Website and app data records:
=======

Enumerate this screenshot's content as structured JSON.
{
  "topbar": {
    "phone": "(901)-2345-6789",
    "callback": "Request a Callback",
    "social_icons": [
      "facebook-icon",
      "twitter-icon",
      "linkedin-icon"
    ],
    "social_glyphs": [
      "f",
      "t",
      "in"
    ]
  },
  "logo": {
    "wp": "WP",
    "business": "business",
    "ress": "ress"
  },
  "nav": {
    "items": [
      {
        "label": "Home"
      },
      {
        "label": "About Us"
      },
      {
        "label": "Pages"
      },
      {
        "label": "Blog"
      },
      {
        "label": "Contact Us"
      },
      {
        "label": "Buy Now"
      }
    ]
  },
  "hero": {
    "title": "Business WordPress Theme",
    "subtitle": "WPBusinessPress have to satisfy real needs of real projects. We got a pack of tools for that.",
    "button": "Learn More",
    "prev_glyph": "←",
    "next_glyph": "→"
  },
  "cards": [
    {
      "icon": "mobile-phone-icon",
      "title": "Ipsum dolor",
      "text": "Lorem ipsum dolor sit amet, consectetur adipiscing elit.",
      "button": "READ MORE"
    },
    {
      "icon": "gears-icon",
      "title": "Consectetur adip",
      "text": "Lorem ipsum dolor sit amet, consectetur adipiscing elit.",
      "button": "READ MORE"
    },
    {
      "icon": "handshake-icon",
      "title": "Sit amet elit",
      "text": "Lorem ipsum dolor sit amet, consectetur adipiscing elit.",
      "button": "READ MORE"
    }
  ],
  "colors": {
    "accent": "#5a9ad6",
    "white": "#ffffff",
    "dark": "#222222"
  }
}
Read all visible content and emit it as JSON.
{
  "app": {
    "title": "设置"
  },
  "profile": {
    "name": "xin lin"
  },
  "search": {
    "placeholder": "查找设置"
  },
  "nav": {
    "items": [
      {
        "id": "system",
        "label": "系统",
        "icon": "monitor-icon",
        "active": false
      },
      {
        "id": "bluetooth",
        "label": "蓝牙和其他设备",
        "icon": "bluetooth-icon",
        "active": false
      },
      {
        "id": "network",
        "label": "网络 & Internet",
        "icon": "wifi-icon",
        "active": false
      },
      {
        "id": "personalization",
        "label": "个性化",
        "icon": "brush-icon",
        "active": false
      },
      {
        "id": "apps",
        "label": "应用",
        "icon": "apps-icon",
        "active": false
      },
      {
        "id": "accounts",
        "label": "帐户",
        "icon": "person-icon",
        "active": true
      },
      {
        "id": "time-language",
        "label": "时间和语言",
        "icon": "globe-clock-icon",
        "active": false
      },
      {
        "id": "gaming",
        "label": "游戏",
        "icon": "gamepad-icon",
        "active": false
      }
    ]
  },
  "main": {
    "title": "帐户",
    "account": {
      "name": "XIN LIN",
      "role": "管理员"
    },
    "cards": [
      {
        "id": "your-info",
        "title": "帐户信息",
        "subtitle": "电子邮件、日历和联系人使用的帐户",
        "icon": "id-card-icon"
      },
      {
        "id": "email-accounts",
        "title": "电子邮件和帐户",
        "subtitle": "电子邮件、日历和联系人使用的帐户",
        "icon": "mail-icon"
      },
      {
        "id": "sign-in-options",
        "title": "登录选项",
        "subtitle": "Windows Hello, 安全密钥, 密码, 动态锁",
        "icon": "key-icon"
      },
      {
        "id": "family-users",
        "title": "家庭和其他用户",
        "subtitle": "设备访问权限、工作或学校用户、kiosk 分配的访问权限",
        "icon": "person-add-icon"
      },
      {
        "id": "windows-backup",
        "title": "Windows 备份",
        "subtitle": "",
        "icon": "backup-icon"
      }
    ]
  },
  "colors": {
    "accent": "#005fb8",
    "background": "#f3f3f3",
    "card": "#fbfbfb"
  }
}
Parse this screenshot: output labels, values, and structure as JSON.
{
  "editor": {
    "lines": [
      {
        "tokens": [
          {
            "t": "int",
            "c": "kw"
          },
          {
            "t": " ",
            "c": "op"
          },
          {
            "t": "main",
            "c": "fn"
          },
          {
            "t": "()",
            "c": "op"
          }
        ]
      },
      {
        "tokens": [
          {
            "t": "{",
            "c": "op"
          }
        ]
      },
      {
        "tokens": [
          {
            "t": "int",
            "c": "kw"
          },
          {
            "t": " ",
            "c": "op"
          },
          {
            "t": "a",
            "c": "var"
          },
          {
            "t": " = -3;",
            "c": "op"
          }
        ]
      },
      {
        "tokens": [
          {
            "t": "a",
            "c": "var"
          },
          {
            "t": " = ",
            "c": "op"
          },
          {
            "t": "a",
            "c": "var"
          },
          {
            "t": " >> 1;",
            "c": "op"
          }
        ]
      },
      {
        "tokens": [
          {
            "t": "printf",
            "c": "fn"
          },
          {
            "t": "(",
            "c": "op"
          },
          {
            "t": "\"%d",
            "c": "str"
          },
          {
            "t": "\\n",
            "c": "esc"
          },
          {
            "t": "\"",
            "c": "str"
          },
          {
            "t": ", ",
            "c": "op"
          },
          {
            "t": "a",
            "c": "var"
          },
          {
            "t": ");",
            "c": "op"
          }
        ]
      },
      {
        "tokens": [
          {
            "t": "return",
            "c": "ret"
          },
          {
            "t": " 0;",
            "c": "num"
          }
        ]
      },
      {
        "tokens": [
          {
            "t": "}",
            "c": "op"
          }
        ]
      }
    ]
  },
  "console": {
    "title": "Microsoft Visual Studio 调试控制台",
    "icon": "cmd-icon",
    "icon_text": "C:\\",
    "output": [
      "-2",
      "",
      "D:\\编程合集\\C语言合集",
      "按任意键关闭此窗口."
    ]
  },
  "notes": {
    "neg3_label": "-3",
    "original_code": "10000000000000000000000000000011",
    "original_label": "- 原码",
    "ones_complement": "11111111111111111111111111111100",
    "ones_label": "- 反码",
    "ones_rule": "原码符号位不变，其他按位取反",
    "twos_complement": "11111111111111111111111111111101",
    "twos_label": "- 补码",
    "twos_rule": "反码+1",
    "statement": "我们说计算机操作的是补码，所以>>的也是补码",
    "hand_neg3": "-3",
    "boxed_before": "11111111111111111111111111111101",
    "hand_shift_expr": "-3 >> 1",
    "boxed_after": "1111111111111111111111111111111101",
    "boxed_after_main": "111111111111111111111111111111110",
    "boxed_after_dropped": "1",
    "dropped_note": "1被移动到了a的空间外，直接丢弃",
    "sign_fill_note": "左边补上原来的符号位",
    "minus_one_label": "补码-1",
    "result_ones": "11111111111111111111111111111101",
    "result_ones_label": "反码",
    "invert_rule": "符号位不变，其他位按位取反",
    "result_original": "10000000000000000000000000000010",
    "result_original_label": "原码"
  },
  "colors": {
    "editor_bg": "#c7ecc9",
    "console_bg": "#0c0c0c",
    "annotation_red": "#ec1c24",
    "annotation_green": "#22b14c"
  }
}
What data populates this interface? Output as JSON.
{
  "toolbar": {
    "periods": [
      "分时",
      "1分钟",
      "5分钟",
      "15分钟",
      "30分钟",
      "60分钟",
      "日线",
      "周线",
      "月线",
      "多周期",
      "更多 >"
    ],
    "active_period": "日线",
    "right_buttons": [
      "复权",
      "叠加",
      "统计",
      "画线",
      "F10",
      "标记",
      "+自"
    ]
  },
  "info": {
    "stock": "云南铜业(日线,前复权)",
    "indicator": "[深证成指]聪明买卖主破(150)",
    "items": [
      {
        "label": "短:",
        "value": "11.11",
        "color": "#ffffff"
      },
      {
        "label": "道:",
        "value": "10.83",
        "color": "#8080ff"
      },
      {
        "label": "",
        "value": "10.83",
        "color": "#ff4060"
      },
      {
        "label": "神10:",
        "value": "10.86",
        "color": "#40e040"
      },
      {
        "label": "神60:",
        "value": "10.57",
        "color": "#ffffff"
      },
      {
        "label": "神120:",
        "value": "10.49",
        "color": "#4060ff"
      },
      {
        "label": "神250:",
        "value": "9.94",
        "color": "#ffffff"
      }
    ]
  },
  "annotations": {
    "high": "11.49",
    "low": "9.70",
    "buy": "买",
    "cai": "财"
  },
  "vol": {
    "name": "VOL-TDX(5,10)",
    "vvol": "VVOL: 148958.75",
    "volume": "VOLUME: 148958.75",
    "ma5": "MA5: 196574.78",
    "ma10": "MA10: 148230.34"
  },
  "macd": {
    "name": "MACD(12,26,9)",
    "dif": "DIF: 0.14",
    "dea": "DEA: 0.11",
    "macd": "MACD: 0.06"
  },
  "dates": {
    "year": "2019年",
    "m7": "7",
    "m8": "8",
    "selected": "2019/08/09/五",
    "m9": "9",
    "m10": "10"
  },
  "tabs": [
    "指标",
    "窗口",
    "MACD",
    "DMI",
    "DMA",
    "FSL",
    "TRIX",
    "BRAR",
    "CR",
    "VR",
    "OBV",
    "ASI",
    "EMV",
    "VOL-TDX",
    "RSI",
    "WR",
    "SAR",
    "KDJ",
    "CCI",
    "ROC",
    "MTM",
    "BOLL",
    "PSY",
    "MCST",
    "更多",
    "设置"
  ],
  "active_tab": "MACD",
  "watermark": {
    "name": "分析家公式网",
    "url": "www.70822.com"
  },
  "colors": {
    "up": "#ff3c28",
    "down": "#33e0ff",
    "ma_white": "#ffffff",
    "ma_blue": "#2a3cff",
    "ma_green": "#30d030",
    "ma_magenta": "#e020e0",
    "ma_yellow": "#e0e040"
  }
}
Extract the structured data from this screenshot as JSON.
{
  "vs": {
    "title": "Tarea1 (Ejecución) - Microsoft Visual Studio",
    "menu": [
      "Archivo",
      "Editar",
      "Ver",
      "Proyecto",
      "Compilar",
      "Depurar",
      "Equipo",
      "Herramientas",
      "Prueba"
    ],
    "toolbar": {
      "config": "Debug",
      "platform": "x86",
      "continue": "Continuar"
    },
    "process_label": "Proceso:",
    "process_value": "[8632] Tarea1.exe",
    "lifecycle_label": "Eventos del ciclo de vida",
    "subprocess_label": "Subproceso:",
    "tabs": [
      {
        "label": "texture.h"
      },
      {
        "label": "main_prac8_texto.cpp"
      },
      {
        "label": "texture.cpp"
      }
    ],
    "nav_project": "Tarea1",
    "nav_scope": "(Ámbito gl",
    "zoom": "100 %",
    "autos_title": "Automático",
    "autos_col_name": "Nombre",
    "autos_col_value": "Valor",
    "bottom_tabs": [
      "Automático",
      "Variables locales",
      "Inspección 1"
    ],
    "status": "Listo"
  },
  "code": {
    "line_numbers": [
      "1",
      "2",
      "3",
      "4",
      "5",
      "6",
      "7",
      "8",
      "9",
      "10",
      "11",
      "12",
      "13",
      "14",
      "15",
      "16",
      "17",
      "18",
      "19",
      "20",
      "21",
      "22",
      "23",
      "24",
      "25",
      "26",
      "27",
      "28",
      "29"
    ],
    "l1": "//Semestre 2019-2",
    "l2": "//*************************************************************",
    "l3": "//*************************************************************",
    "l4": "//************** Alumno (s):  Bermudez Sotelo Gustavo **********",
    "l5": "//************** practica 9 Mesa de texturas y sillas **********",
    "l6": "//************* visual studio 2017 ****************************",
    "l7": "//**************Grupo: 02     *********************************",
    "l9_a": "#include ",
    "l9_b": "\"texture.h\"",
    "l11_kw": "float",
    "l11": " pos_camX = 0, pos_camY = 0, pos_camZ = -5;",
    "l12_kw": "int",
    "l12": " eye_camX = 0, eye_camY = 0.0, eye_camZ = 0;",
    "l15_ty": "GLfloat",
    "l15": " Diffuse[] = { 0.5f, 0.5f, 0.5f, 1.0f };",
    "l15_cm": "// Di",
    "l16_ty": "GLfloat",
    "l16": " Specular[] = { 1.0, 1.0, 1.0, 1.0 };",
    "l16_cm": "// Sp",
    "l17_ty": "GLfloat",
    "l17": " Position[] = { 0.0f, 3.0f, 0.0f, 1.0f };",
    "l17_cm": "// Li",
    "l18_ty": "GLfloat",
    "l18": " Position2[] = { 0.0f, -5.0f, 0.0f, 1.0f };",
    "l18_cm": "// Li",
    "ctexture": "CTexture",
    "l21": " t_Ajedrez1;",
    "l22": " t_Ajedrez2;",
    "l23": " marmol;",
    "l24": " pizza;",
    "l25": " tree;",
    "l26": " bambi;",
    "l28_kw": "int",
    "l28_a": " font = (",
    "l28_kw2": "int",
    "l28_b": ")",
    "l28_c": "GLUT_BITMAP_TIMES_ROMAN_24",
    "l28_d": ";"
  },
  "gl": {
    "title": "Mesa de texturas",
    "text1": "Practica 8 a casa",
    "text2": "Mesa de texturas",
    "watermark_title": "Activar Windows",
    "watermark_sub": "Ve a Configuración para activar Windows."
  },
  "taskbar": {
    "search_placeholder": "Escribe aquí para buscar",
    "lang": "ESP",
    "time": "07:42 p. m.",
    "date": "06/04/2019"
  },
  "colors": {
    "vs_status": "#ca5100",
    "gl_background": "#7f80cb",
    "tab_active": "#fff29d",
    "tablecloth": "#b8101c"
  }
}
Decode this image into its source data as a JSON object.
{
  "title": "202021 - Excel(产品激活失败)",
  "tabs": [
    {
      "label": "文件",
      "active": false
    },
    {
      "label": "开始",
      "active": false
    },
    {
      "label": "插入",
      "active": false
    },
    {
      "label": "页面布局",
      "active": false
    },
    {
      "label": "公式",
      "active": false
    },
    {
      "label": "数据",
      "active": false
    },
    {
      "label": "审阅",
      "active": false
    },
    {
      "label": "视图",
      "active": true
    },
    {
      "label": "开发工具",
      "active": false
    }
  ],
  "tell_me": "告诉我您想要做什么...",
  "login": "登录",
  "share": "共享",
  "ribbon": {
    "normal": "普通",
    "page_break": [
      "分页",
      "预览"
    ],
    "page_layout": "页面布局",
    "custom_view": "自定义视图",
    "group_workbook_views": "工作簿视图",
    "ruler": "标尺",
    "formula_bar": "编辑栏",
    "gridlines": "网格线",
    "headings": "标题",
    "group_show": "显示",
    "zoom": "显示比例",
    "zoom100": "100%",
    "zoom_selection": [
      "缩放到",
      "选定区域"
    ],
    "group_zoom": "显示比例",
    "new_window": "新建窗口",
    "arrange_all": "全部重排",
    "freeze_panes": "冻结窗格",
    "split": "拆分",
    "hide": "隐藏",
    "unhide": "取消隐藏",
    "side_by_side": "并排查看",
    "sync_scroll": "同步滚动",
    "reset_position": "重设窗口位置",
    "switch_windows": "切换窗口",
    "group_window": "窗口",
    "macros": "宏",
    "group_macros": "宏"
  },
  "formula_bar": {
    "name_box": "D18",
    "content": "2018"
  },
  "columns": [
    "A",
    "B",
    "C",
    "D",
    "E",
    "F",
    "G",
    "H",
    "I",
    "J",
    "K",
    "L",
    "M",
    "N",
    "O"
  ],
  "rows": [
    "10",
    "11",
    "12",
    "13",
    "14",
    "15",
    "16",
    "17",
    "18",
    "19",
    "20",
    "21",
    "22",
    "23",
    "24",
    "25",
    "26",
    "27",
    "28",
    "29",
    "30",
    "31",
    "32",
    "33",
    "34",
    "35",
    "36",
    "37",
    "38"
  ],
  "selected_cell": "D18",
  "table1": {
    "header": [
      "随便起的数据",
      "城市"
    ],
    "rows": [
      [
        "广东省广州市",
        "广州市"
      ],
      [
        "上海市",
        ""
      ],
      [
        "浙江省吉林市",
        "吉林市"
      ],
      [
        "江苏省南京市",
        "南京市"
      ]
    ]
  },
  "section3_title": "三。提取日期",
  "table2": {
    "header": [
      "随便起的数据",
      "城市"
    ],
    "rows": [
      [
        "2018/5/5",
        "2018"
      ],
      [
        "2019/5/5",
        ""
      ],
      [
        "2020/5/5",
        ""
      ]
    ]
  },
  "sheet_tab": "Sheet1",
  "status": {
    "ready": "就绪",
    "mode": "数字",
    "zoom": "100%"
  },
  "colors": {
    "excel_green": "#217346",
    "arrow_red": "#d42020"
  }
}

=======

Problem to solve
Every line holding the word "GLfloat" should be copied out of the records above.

Your response
    "l15_ty": "GLfloat",
    "l16_ty": "GLfloat",
    "l17_ty": "GLfloat",
    "l18_ty": "GLfloat",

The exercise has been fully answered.